Information provided →

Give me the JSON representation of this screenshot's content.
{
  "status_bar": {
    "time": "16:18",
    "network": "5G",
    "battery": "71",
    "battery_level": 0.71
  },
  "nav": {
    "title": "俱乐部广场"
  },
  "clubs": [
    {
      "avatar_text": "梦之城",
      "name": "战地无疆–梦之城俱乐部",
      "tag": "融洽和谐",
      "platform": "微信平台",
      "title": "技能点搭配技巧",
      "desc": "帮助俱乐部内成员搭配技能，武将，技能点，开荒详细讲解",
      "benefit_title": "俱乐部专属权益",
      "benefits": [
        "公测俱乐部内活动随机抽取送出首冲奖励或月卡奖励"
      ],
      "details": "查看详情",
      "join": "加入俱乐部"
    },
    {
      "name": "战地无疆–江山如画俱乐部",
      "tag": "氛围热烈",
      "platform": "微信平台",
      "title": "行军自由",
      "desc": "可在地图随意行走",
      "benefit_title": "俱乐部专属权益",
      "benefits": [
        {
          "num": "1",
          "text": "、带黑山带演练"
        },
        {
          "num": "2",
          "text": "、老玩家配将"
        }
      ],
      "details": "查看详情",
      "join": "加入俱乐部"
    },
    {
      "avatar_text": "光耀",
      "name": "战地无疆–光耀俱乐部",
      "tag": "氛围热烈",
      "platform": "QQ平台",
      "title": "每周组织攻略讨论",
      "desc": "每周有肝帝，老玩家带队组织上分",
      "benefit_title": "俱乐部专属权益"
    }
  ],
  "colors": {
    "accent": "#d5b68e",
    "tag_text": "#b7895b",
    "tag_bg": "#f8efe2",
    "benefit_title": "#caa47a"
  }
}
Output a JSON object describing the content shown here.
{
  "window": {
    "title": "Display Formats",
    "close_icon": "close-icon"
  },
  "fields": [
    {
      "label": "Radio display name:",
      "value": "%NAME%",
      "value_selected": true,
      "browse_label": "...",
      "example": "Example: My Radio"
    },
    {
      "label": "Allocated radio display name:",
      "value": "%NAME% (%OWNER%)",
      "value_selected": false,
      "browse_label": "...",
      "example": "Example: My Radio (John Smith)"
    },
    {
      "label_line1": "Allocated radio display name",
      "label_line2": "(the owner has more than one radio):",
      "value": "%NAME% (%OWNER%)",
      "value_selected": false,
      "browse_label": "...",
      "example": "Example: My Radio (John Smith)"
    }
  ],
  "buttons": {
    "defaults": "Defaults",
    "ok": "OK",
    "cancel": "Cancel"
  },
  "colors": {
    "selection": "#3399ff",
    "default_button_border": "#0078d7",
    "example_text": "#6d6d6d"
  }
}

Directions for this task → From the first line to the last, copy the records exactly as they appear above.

Written solution →
Give me the JSON representation of this screenshot's content.
{
  "status_bar": {
    "time": "16:18",
    "network": "5G",
    "battery": "71",
    "battery_level": 0.71
  },
  "nav": {
    "title": "俱乐部广场"
  },
  "clubs": [
    {
      "avatar_text": "梦之城",
      "name": "战地无疆–梦之城俱乐部",
      "tag": "融洽和谐",
      "platform": "微信平台",
      "title": "技能点搭配技巧",
      "desc": "帮助俱乐部内成员搭配技能，武将，技能点，开荒详细讲解",
      "benefit_title": "俱乐部专属权益",
      "benefits": [
        "公测俱乐部内活动随机抽取送出首冲奖励或月卡奖励"
      ],
      "details": "查看详情",
      "join": "加入俱乐部"
    },
    {
      "name": "战地无疆–江山如画俱乐部",
      "tag": "氛围热烈",
      "platform": "微信平台",
      "title": "行军自由",
      "desc": "可在地图随意行走",
      "benefit_title": "俱乐部专属权益",
      "benefits": [
        {
          "num": "1",
          "text": "、带黑山带演练"
        },
        {
          "num": "2",
          "text": "、老玩家配将"
        }
      ],
      "details": "查看详情",
      "join": "加入俱乐部"
    },
    {
      "avatar_text": "光耀",
      "name": "战地无疆–光耀俱乐部",
      "tag": "氛围热烈",
      "platform": "QQ平台",
      "title": "每周组织攻略讨论",
      "desc": "每周有肝帝，老玩家带队组织上分",
      "benefit_title": "俱乐部专属权益"
    }
  ],
  "colors": {
    "accent": "#d5b68e",
    "tag_text": "#b7895b",
    "tag_bg": "#f8efe2",
    "benefit_title": "#caa47a"
  }
}
Output a JSON object describing the content shown here.
{
  "window": {
    "title": "Display Formats",
    "close_icon": "close-icon"
  },
  "fields": [
    {
      "label": "Radio display name:",
      "value": "%NAME%",
      "value_selected": true,
      "browse_label": "...",
      "example": "Example: My Radio"
    },
    {
      "label": "Allocated radio display name:",
      "value": "%NAME% (%OWNER%)",
      "value_selected": false,
      "browse_label": "...",
      "example": "Example: My Radio (John Smith)"
    },
    {
      "label_line1": "Allocated radio display name",
      "label_line2": "(the owner has more than one radio):",
      "value": "%NAME% (%OWNER%)",
      "value_selected": false,
      "browse_label": "...",
      "example": "Example: My Radio (John Smith)"
    }
  ],
  "buttons": {
    "defaults": "Defaults",
    "ok": "OK",
    "cancel": "Cancel"
  },
  "colors": {
    "selection": "#3399ff",
    "default_button_border": "#0078d7",
    "example_text": "#6d6d6d"
  }
}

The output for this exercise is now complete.